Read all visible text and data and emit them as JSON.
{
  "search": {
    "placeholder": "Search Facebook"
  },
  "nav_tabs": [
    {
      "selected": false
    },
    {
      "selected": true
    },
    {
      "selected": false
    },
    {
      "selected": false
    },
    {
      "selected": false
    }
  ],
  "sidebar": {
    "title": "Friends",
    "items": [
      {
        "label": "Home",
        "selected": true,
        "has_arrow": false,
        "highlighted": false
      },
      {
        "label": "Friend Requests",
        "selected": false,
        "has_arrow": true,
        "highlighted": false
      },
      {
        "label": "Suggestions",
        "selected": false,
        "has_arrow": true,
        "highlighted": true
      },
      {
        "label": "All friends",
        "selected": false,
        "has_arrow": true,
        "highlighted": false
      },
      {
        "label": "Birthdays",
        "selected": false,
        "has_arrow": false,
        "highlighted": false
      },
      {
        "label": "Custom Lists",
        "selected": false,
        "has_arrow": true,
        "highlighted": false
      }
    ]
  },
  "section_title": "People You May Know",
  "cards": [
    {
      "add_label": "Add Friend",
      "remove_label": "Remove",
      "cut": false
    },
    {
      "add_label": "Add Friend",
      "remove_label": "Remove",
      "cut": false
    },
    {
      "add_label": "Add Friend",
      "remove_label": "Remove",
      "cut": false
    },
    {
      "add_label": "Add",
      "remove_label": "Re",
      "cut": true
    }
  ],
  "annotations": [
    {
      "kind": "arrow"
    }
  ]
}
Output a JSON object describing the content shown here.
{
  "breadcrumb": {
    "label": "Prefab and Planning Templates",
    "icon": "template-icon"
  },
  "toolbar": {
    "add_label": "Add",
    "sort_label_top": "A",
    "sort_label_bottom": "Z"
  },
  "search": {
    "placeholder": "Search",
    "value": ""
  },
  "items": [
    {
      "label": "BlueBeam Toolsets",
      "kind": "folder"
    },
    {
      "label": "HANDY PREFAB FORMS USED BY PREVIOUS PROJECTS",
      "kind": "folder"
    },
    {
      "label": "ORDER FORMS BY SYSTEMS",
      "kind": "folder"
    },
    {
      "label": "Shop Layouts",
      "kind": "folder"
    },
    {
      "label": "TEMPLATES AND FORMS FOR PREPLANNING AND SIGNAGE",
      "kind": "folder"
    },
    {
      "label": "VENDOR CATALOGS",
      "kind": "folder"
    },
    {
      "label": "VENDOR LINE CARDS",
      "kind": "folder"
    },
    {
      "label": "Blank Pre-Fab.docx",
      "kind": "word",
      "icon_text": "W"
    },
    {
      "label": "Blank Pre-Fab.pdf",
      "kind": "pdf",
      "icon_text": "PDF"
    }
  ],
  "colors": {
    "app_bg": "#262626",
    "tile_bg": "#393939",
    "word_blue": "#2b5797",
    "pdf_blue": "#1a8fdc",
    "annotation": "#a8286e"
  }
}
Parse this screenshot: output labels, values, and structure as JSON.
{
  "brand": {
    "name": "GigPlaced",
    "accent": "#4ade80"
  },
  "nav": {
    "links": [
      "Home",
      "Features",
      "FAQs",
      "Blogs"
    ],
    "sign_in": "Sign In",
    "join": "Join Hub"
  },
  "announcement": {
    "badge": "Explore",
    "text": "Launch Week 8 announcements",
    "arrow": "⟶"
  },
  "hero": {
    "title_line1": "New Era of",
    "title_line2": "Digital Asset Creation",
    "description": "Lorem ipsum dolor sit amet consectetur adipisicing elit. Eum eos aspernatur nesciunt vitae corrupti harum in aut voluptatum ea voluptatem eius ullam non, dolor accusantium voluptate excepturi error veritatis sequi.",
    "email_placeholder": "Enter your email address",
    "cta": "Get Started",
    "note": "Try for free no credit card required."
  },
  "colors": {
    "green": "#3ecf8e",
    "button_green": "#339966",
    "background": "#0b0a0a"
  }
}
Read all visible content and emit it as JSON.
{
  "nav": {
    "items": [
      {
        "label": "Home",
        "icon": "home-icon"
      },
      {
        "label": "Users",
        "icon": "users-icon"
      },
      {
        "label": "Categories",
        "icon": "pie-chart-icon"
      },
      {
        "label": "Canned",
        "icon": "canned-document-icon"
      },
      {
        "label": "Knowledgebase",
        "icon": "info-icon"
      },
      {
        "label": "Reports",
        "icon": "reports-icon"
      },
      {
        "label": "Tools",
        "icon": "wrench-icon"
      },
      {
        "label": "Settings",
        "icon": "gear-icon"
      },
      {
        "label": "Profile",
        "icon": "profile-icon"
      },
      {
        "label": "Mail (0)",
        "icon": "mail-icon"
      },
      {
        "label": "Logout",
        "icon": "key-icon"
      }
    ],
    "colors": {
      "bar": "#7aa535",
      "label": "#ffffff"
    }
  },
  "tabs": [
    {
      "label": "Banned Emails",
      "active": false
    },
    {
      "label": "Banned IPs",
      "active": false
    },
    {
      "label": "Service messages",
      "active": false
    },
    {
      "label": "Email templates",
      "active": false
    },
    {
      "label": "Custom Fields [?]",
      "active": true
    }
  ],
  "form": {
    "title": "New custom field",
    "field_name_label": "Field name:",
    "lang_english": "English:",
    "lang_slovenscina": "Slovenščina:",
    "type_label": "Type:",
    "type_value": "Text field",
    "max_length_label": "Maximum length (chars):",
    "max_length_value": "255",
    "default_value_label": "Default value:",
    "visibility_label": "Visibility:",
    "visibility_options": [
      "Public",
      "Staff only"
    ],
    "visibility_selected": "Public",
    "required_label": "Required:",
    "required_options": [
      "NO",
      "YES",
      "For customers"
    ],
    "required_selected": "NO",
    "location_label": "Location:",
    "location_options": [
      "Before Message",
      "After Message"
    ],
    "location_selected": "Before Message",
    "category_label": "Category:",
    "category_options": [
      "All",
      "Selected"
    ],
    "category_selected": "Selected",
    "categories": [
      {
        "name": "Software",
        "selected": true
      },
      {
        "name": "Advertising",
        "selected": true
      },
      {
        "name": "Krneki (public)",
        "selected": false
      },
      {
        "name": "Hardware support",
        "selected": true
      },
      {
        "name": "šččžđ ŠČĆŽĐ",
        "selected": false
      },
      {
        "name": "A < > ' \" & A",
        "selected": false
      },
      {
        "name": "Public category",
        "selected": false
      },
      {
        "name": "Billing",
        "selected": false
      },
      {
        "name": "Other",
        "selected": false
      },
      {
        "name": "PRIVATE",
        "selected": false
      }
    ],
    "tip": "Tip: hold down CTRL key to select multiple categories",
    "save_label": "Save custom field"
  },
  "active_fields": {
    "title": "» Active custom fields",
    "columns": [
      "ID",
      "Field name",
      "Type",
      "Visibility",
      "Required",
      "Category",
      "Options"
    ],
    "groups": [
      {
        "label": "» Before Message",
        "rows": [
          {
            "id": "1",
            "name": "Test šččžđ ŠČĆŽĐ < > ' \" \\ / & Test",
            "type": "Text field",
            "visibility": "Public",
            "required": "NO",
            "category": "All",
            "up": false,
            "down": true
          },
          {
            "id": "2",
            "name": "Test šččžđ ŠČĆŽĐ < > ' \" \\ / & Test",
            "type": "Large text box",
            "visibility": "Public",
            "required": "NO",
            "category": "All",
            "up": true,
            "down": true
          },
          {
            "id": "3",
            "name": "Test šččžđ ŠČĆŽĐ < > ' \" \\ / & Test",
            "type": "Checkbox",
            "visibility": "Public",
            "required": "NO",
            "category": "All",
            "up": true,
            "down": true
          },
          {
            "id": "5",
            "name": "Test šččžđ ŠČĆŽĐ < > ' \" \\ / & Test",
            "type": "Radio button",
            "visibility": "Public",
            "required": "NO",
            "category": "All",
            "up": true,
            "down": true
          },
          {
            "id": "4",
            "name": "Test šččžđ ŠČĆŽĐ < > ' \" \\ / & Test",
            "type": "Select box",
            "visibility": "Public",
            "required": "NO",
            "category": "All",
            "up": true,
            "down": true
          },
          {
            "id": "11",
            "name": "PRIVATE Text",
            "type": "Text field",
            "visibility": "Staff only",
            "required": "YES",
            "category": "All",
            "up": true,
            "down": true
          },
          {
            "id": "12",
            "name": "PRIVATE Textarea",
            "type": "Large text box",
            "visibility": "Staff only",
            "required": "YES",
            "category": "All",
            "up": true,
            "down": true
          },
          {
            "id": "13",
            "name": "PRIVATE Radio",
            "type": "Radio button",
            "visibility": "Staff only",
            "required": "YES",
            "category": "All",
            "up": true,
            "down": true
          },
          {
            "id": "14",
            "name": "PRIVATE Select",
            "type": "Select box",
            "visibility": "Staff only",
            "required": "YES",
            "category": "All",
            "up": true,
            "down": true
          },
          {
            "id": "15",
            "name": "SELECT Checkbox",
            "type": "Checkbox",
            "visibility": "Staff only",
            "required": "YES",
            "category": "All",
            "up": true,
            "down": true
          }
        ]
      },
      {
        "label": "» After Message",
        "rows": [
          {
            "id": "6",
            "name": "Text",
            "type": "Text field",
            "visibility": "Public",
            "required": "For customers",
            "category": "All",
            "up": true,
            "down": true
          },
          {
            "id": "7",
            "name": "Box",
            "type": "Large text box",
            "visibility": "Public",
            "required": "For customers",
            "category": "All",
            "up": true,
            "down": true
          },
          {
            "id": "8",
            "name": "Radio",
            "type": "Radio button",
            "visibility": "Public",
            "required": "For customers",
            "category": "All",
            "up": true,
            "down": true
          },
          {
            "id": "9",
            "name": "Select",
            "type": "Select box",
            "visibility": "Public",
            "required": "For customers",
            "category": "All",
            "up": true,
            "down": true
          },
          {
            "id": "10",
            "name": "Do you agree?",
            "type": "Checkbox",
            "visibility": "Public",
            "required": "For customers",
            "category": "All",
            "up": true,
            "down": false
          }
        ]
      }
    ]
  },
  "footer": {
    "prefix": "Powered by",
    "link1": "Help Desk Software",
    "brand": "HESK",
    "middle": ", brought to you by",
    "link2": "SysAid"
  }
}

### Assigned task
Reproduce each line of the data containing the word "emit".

### Answer to this task
Read all visible text and data and emit them as JSON.
Read all visible content and emit it as JSON.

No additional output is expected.